Further, the GCC countries, with Saudi Arabia in the lead, took in more than half a million American and other countries’ foreign armed forces personnel that came to liberate Kuwait. In short, the GCC-U.S. relationship was the cornerstone of the internationally concerted action that succeeded in reversing Iraq’s aggression against Kuwait. In tandem with American diplomatic efforts, the GCC countries helped ensure majority UN Security Council votes aimed at ensuring that Iraq’s actions would be defeated. In so doing, they helped prevent Iraq from expanding its invasion to the other GCC countries.

The international alliance, of which the GCC countries were the most prominent Arab component, not only liberated Kuwait. It re-instated the country’s internationally recognized legitimate government. It restored freedom and security to the Kuwaiti people. The GCC countries were second to none in replacing the substantial amounts of energy lost during the course of the invasion and occupation. In the process, they helped calm international anxieties related to oil production and pricing whilst protecting the vital source of energy that fuels the engine of global economic growth.

…And What Was Enforced and Strengthened

But this was not all. The alliance persuaded the world’s highest political body, the UN Security Council, to do what neither it nor any other institution had ever done before, or since: guarantee the border between two countries, i.e., Kuwait and Iraq. Even now, the border remains the only one in the world which the UN member countries are legally bound to uphold.

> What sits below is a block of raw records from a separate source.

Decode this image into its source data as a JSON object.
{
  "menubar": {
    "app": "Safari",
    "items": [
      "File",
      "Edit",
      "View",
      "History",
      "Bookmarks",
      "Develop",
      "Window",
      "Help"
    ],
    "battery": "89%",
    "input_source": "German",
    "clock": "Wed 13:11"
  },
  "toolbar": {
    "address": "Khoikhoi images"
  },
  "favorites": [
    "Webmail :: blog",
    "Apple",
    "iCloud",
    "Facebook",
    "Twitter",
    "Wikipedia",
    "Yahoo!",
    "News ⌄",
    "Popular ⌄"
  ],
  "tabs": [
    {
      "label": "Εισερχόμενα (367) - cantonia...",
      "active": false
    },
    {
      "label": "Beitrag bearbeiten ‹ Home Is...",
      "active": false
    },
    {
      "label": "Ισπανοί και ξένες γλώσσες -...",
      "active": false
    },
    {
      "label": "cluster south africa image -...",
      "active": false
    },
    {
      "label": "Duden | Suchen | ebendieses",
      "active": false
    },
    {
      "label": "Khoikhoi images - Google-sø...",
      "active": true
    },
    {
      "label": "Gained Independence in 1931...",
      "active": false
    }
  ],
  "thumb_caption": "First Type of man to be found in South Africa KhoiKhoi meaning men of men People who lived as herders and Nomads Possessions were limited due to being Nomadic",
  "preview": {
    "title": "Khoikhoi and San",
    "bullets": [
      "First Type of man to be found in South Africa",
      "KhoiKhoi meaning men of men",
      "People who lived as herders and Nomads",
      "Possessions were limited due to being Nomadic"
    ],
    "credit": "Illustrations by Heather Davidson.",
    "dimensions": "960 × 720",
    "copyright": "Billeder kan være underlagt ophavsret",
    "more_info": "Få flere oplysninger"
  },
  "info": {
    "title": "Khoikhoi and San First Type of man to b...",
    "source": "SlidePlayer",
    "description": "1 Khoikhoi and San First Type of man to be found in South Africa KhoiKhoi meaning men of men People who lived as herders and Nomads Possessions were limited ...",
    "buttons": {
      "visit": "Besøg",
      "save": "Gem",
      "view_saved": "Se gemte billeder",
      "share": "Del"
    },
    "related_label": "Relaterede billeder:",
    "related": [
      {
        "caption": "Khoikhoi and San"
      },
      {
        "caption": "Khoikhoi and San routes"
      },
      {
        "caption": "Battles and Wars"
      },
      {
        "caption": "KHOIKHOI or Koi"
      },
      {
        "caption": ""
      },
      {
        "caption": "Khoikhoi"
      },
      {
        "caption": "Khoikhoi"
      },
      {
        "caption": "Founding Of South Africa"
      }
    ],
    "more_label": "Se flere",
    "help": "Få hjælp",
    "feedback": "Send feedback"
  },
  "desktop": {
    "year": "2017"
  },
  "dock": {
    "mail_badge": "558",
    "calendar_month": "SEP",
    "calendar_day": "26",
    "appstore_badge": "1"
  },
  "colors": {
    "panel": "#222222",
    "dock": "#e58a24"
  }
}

And, not least, the coalition highlighted the need to strengthen The Hague and Geneva Conventions regarding the laws of war. It did so with a view to providing more effective mechanisms to prevent a recurrence of what, following in the wake of Iraq’s act of war, were some of the most egregious acts imaginable committed by one country against another country’s people, its society, economy, institutions, and its environment and natural resources.

Notwithstanding ongoing debate about other aspects of the crisis and conflict, a glance in the rear view mirror will reveal that these and other achievements are of no small moment in the annals of U.S.-GCC and U.S.-other Arab strategic, economic, political, and related ties. Certainly they were without precedence at the time in the history of Allied cooperation in defense of a region that, then as now, is vital to the world’s economy and, as such, of overriding importance not just to its inhabitants but to all of humankind.